═════ Data supplied
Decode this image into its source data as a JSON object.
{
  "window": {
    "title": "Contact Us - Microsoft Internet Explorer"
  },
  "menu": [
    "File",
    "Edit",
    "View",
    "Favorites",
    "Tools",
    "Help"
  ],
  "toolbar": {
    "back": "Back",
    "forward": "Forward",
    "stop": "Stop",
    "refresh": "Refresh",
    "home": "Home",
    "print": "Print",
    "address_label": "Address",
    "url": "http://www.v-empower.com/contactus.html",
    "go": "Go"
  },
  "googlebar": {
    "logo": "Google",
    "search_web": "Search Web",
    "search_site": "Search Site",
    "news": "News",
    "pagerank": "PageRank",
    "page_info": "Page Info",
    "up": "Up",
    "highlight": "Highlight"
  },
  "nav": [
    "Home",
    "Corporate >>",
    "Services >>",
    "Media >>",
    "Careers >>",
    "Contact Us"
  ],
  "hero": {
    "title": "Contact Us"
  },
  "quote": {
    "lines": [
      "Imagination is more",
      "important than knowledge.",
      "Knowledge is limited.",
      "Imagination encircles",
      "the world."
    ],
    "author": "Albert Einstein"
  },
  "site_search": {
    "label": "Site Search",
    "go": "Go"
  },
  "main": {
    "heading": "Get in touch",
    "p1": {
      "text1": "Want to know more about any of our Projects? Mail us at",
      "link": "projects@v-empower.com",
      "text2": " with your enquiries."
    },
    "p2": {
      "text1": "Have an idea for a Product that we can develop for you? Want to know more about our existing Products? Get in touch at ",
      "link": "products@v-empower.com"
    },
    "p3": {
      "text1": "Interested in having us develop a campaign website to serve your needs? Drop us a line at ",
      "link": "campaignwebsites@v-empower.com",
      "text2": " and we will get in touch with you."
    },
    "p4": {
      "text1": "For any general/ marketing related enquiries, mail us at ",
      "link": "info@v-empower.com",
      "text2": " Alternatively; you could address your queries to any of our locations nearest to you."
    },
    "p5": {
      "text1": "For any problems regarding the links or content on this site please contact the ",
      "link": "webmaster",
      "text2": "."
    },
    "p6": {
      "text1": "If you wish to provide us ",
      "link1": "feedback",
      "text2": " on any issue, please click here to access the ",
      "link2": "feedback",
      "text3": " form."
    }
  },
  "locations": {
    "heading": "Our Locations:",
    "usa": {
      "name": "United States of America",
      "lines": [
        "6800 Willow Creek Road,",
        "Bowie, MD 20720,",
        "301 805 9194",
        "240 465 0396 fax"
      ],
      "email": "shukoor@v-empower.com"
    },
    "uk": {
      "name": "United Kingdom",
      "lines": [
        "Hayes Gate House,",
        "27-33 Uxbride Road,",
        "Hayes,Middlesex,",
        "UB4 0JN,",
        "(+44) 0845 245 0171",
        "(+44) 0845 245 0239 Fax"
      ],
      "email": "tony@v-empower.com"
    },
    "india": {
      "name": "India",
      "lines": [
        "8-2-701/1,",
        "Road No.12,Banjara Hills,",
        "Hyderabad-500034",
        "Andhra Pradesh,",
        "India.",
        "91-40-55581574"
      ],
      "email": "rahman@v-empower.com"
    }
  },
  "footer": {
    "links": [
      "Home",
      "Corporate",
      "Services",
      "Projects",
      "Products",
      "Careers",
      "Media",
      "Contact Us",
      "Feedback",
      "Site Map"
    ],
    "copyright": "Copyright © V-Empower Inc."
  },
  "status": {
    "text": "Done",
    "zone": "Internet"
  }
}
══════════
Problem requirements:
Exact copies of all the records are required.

Response area:
Decode this image into its source data as a JSON object.
{
  "window": {
    "title": "Contact Us - Microsoft Internet Explorer"
  },
  "menu": [
    "File",
    "Edit",
    "View",
    "Favorites",
    "Tools",
    "Help"
  ],
  "toolbar": {
    "back": "Back",
    "forward": "Forward",
    "stop": "Stop",
    "refresh": "Refresh",
    "home": "Home",
    "print": "Print",
    "address_label": "Address",
    "url": "http://www.v-empower.com/contactus.html",
    "go": "Go"
  },
  "googlebar": {
    "logo": "Google",
    "search_web": "Search Web",
    "search_site": "Search Site",
    "news": "News",
    "pagerank": "PageRank",
    "page_info": "Page Info",
    "up": "Up",
    "highlight": "Highlight"
  },
  "nav": [
    "Home",
    "Corporate >>",
    "Services >>",
    "Media >>",
    "Careers >>",
    "Contact Us"
  ],
  "hero": {
    "title": "Contact Us"
  },
  "quote": {
    "lines": [
      "Imagination is more",
      "important than knowledge.",
      "Knowledge is limited.",
      "Imagination encircles",
      "the world."
    ],
    "author": "Albert Einstein"
  },
  "site_search": {
    "label": "Site Search",
    "go": "Go"
  },
  "main": {
    "heading": "Get in touch",
    "p1": {
      "text1": "Want to know more about any of our Projects? Mail us at",
      "link": "projects@v-empower.com",
      "text2": " with your enquiries."
    },
    "p2": {
      "text1": "Have an idea for a Product that we can develop for you? Want to know more about our existing Products? Get in touch at ",
      "link": "products@v-empower.com"
    },
    "p3": {
      "text1": "Interested in having us develop a campaign website to serve your needs? Drop us a line at ",
      "link": "campaignwebsites@v-empower.com",
      "text2": " and we will get in touch with you."
    },
    "p4": {
      "text1": "For any general/ marketing related enquiries, mail us at ",
      "link": "info@v-empower.com",
      "text2": " Alternatively; you could address your queries to any of our locations nearest to you."
    },
    "p5": {
      "text1": "For any problems regarding the links or content on this site please contact the ",
      "link": "webmaster",
      "text2": "."
    },
    "p6": {
      "text1": "If you wish to provide us ",
      "link1": "feedback",
      "text2": " on any issue, please click here to access the ",
      "link2": "feedback",
      "text3": " form."
    }
  },
  "locations": {
    "heading": "Our Locations:",
    "usa": {
      "name": "United States of America",
      "lines": [
        "6800 Willow Creek Road,",
        "Bowie, MD 20720,",
        "301 805 9194",
        "240 465 0396 fax"
      ],
      "email": "shukoor@v-empower.com"
    },
    "uk": {
      "name": "United Kingdom",
      "lines": [
        "Hayes Gate House,",
        "27-33 Uxbride Road,",
        "Hayes,Middlesex,",
        "UB4 0JN,",
        "(+44) 0845 245 0171",
        "(+44) 0845 245 0239 Fax"
      ],
      "email": "tony@v-empower.com"
    },
    "india": {
      "name": "India",
      "lines": [
        "8-2-701/1,",
        "Road No.12,Banjara Hills,",
        "Hyderabad-500034",
        "Andhra Pradesh,",
        "India.",
        "91-40-55581574"
      ],
      "email": "rahman@v-empower.com"
    }
  },
  "footer": {
    "links": [
      "Home",
      "Corporate",
      "Services",
      "Projects",
      "Products",
      "Careers",
      "Media",
      "Contact Us",
      "Feedback",
      "Site Map"
    ],
    "copyright": "Copyright © V-Empower Inc."
  },
  "status": {
    "text": "Done",
    "zone": "Internet"
  }
}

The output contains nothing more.